Page and application data records:
#####

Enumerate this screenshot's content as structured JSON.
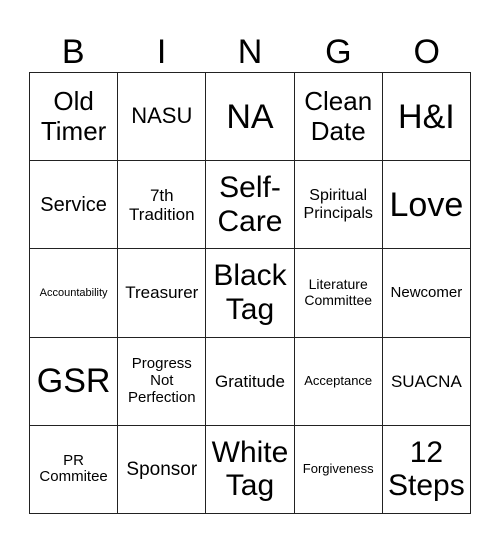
{
  "header": [
    "B",
    "I",
    "N",
    "G",
    "O"
  ],
  "cells": [
    {
      "text": "Old Timer",
      "size": 26
    },
    {
      "text": "NASU",
      "size": 22
    },
    {
      "text": "NA",
      "size": 34
    },
    {
      "text": "Clean Date",
      "size": 26
    },
    {
      "text": "H&I",
      "size": 34
    },
    {
      "text": "Service",
      "size": 20
    },
    {
      "text": "7th Tradition",
      "size": 17
    },
    {
      "text": "Self-Care",
      "size": 30
    },
    {
      "text": "Spiritual Principals",
      "size": 16
    },
    {
      "text": "Love",
      "size": 34
    },
    {
      "text": "Accountability",
      "size": 11
    },
    {
      "text": "Treasurer",
      "size": 17
    },
    {
      "text": "Black Tag",
      "size": 30
    },
    {
      "text": "Literature Committee",
      "size": 14
    },
    {
      "text": "Newcomer",
      "size": 15
    },
    {
      "text": "GSR",
      "size": 34
    },
    {
      "text": "Progress Not Perfection",
      "size": 15
    },
    {
      "text": "Gratitude",
      "size": 17
    },
    {
      "text": "Acceptance",
      "size": 13
    },
    {
      "text": "SUACNA",
      "size": 17
    },
    {
      "text": "PR Commitee",
      "size": 15
    },
    {
      "text": "Sponsor",
      "size": 19
    },
    {
      "text": "White Tag",
      "size": 30
    },
    {
      "text": "Forgiveness",
      "size": 13
    },
    {
      "text": "12 Steps",
      "size": 30
    }
  ]
}
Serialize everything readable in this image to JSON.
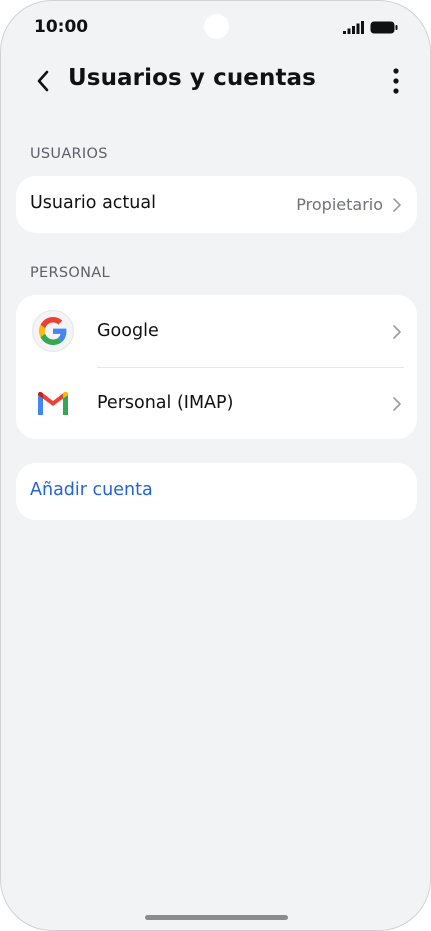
{
  "status_bar": {
    "time": "10:00"
  },
  "app_bar": {
    "title": "Usuarios y cuentas"
  },
  "users_section": {
    "header": "USUARIOS",
    "current_user": {
      "label": "Usuario actual",
      "value": "Propietario"
    }
  },
  "personal_section": {
    "header": "PERSONAL",
    "accounts": [
      {
        "label": "Google",
        "icon": "google-icon"
      },
      {
        "label": "Personal (IMAP)",
        "icon": "gmail-icon"
      }
    ]
  },
  "add_account": {
    "label": "Añadir cuenta"
  },
  "colors": {
    "background": "#f2f3f5",
    "card": "#ffffff",
    "link": "#2264d6",
    "google_blue": "#4285F4",
    "google_red": "#EA4335",
    "google_yellow": "#FBBC05",
    "google_green": "#34A853"
  }
}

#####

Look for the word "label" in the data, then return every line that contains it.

      "label": "Usuario actual",
        "label": "Google",
        "label": "Personal (IMAP)",
    "label": "Añadir cuenta"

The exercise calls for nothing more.